I ended up ordering my scope from TEquipment.net, and paid less than $585 with free shipping thanks to a discount they offer members of EEVblog.

 

 

Apple Event Live Blog September 19 2014

In which I sit in my office in Seattle, watch the Apple live stream and comment on it:

  • 10:04am PDT
  • I still see the test pattern and schedule. This never would have happened when Steve Jobs was Alive.
  • 10:06am
  • Time Cook is on, and then the bars come back…
  • 10:08am
  • Ok, its working again…and fail.
  • 10:11am
  • It is working again, for now…
  • Bigger phones, um, hooray? I guess.
  • Phil is talking about % more pixels. Lame…
  • Now he’s finally talking about why that matters: two up view.
  • Thinner is good though, I guess, as long as it feels solid.
  • What is with the translation track?
  • And the stream breaks again…
  • Something about apps taking advantage of larger displays.
  • Desktop-class scaler?
  • 10:24, it is working again…
  • A8+METAL = FAST GRAPHICS
  • BETTER BATTERY LIFE
  • New M8 co-processor.
  • Distance and elevation estimation.
  • Ok, so, I do want one, just to be clear. My iPhone 4s seems a little too old now.
  • 10:28am
  • Cameras
  • Hmm. Focus pixels?…   Phase detection autofocus!!! Fast autofocus!  YES I MUST HAVE THIS!
  • Something about the macro mode that I didn’t catch.
  • 10:34am
  • Apple broke the internet.
  • 120 or 240fps video. Sweet
  • Continuous focus for video…
  • 10:36am
  • More stream breakage
  • 64GB for the mid-range for $299 on contract!  Yay
  • $100 for thoe the 6plus
  • Steady incremental improvement can really add up. I was pretty “meh” leading up to this event. I felt the same way when it started, but everything adds up.
  • The payment stuff seems pretty important, especially the API…
  • One more thing…
  • It would be really really awsome if it isn’t a watch.
  • Its a new planet!
  • And the space ship that will get you there
  • No, it really is a watch…
  • I must say, it looks really cool…
  • …for a watch.
  • I’m so over watches…
  • At least I thought I was…
  • For 10-15 years…
  • At least it isn’t called iWatch.
  • The personal touch stuff is really interesting…
  • I wonder if 3rd party developers will be able to create “watch face” apps.
  • I look forward to the bio-mimetic bands for the next version.
  • They will graft themselves into your skin.
  • Or rather, your skin will incorporate them.
  • This is a long-ass video.
  • Why does Kevin Lynch seem familiar…
  • He’s the former Adobe Flash Evangelist
  • Gruber called him a bad hire for Apple…
  • Coldplay?  What a fucking bozo.
  • 3rd party dev support sounds pretty good.
  • I’m running out of steam here…
  • I wonder how the Apple watch works when you don’t have your phone with you?
  • The live stream was working so well, until, another fail.
  • So, if Apple Pay is built into Apple watch, and Apple watch works with many versions of iPhone, plus all the accessories, Apple has multiple revenue streams for the Apple watch. I wonder if the pricing will be subsidized.

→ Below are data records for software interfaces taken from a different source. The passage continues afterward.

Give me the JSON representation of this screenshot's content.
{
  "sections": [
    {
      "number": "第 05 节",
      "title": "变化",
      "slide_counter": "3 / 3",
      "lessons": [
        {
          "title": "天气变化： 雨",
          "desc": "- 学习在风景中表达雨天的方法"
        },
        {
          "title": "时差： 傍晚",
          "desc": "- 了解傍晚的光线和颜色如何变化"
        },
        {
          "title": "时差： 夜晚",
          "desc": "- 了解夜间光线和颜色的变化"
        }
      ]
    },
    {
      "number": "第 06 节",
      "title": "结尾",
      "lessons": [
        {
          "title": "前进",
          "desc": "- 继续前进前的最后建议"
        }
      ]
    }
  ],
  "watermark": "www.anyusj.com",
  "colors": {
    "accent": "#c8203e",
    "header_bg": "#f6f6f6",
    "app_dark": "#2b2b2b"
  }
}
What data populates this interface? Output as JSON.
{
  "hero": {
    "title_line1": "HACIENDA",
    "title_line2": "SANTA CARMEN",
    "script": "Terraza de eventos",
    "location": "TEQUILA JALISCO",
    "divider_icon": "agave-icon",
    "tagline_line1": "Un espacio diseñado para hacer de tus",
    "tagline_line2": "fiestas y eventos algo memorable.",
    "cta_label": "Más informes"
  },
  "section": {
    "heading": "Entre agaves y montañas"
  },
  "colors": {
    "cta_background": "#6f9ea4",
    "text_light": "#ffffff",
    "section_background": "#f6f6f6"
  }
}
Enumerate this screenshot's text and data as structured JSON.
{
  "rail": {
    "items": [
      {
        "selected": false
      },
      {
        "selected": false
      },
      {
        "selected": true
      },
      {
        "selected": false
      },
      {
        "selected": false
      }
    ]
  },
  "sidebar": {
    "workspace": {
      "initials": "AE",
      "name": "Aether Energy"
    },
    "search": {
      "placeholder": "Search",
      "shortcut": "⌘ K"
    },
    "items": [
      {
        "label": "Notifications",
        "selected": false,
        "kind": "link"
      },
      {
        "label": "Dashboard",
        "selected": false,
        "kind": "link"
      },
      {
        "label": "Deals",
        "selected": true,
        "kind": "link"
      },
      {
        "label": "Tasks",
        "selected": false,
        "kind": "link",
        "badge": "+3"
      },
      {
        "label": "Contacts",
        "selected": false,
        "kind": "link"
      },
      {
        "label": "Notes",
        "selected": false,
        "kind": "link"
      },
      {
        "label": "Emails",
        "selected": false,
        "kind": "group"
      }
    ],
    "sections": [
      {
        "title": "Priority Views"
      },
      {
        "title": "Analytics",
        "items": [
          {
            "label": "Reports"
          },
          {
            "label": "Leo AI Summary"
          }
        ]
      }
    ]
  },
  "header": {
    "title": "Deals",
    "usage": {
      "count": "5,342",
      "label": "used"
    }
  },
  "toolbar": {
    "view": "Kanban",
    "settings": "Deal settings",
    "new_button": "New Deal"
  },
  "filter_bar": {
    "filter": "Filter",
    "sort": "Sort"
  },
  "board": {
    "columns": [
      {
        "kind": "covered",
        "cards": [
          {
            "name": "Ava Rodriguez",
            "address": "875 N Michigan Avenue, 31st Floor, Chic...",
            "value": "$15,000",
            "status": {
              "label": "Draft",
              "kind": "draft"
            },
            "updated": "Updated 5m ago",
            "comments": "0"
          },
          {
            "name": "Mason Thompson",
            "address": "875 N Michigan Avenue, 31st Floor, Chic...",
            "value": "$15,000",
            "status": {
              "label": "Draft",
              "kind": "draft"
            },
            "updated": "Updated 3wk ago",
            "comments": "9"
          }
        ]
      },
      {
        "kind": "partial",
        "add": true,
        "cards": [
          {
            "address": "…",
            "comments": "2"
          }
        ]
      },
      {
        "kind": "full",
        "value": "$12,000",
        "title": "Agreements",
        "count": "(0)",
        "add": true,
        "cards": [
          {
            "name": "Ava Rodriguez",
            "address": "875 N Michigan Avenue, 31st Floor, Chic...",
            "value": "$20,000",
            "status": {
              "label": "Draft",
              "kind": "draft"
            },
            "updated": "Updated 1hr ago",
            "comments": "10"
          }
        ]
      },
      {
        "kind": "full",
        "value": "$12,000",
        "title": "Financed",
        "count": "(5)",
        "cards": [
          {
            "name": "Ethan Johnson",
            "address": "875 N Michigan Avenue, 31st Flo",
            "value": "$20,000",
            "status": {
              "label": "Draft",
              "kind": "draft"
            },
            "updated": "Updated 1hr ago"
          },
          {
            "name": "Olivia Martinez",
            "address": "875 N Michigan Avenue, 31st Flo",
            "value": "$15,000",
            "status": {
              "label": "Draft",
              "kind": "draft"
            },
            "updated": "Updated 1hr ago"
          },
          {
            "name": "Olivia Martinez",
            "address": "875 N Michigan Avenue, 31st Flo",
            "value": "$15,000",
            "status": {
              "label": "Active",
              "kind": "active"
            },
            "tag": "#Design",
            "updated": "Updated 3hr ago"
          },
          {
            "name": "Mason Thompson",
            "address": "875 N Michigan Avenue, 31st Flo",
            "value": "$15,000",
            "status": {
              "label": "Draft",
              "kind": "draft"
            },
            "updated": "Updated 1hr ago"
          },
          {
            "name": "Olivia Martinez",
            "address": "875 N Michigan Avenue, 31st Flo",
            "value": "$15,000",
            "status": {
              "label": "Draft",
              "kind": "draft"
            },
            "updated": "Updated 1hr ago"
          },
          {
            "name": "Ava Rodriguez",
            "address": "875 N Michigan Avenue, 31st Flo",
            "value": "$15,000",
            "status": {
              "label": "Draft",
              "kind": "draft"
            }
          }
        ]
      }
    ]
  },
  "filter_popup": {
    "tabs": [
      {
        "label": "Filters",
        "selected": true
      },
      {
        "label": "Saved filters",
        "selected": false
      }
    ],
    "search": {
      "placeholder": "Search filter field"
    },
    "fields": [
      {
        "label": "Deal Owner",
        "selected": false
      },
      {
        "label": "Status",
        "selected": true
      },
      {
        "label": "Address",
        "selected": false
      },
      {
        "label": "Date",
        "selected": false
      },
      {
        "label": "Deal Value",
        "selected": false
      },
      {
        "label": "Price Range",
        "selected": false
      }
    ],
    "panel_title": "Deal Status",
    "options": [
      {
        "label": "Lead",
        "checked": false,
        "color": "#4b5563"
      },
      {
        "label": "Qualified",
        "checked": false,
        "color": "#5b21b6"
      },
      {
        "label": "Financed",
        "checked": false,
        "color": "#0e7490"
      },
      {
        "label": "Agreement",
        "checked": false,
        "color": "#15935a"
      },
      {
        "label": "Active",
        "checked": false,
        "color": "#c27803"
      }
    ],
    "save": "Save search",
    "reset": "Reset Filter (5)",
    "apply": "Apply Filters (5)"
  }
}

Still shopping for my first oscilloscope

Earlier I wrote a long blog post that condensed down the path I’ve taken to buying my first oscilloscope. I hadn’t decided what to buy though., so this post will continue with more of the decision making process.

But first, a short review of the ground I covered in my earlier post. I explained that I needed an oscilloscope to help me better understand why circuits work, or don’t work. I’m not just doing this for fun, my goal is to start designing and building some useful circuits of my own. I covered how I started figuring out what my options were for an entry-level scope, in order to better understand what I should be thinking about.

At the end, I’d concluded that buying a cheap compact oscilloscope like the DSO Quad wasn’t a good idea (not capable enough to be useful for long, and not cheap enough given its limitations), and why a USB scope wasn’t going to save me any money (the meager savings from omitting a screen and controls are offset by the higher prices that come with limited volumes).

I started by considering Rigol scopes like the dual-channel Rigol scopes sold by Adafruit, or the dual-channel. Gratten scope sold by Sparkfun. At this point though, I’ve all but ruled out those options. The truth is, at $390-460, they are all within my budget, and with 50-100MHz of bandwidth, they can all do what I think I’m going to need them to, which is to deal with ~1-2MHz signals from switch mode power supplies. The problem is, while I don’t know much about oscilloscopes, I’ve already figured out that I have better options.

A hint of this is already obvious among the three scopes on Adafruit and Sparkfun. Both the Rigol scopes have 5.7″ 320x24o displays, while the Gratten has a 7″ 800×480 display. Of course, even I know that while a large screen is better, screen size probably shouldn’t be the first, or even fifth thing to judge a scope on. Things like bandwidth, sample rate and memory size, on the other hand, are much more important, and here the Gratten scope matches or beats the Rigol offerings sold by Adafruit. For $400, it offers 100MHz bandwidth and it does so for just $10 more than the 50MHz Rigol scope and $50 less than the 100MHz Rigol. That might be enough to convince them to buy the Atten scope from Sparkfun, me, on the otherhand, I get curious about what else is out there.

What I found is daunting. There are so many options, I’m tempted to buy the Gratten GR1102CAL from Sparkfun and get on with things, but that wouldn’t be like me. I press on.

One of the things I notice in my research is that a lot of these scopes have similar model names. This isn’t exactly a surprise though, because often the numerical part of the name represents some fundamental characteristics. Taking the Sparkfun and Adafruit offerings as an example:

  • DS1102
  • DS1052
  • GR1102CAL

The last/right-most digit on all three scopes is the number two (2). If one were to check out more models of scope from Rigol and Atten (among others), you’d probably recognize that this is the number of input channels. Two channels is common among entry level scopes. Higher end scopes sometimes have 4 channels.

With enough perspective, it becomes obvious that the middle two digits often indicate the bandwidth offered by the scopes: 100MHz or 050MHz in the case of these examples.

The meaning of the first digit seems to indicate the model line, and the letters at the end often indicate key options, like memory size.

The similarities don’t end with just the numbers though. Model names between manufacturers seem very similar. Sometimes even the names seem similar. For example, there is the Gratten GR1102CAL sold by Sparkfun, and there is another manufacturer called Atten, which has a model SDS1102CAL; the specs are pretty much identical between the two. In fact, the case is too, down to the position of the front USB port. Oh, and then there is the Siglent SDS1102CAL, also with remarkably similar specs and appearance.

There is an explanation though, which is that some manufactures sell the same or similar equipment under multiple brands and/or sell equipment which other brands sell under their own label. This simplifies things somewhat, if you can keep everything straight.

I learned something else too, which is that while the Rigol scopes Adafruit sells were revolutionary revolutionary for the value they offered when they first came out, they are a bit long in the tooth now. Last year Rigol released the DS1000Z series, which occupies the same price point the DS1000 series originally did when it came out.

I’ve learned a lot more about the options available for good entry level scopes. Now I’m really sure that I don’t know what to buy. Narrowing down my options will have to be the subject for a new post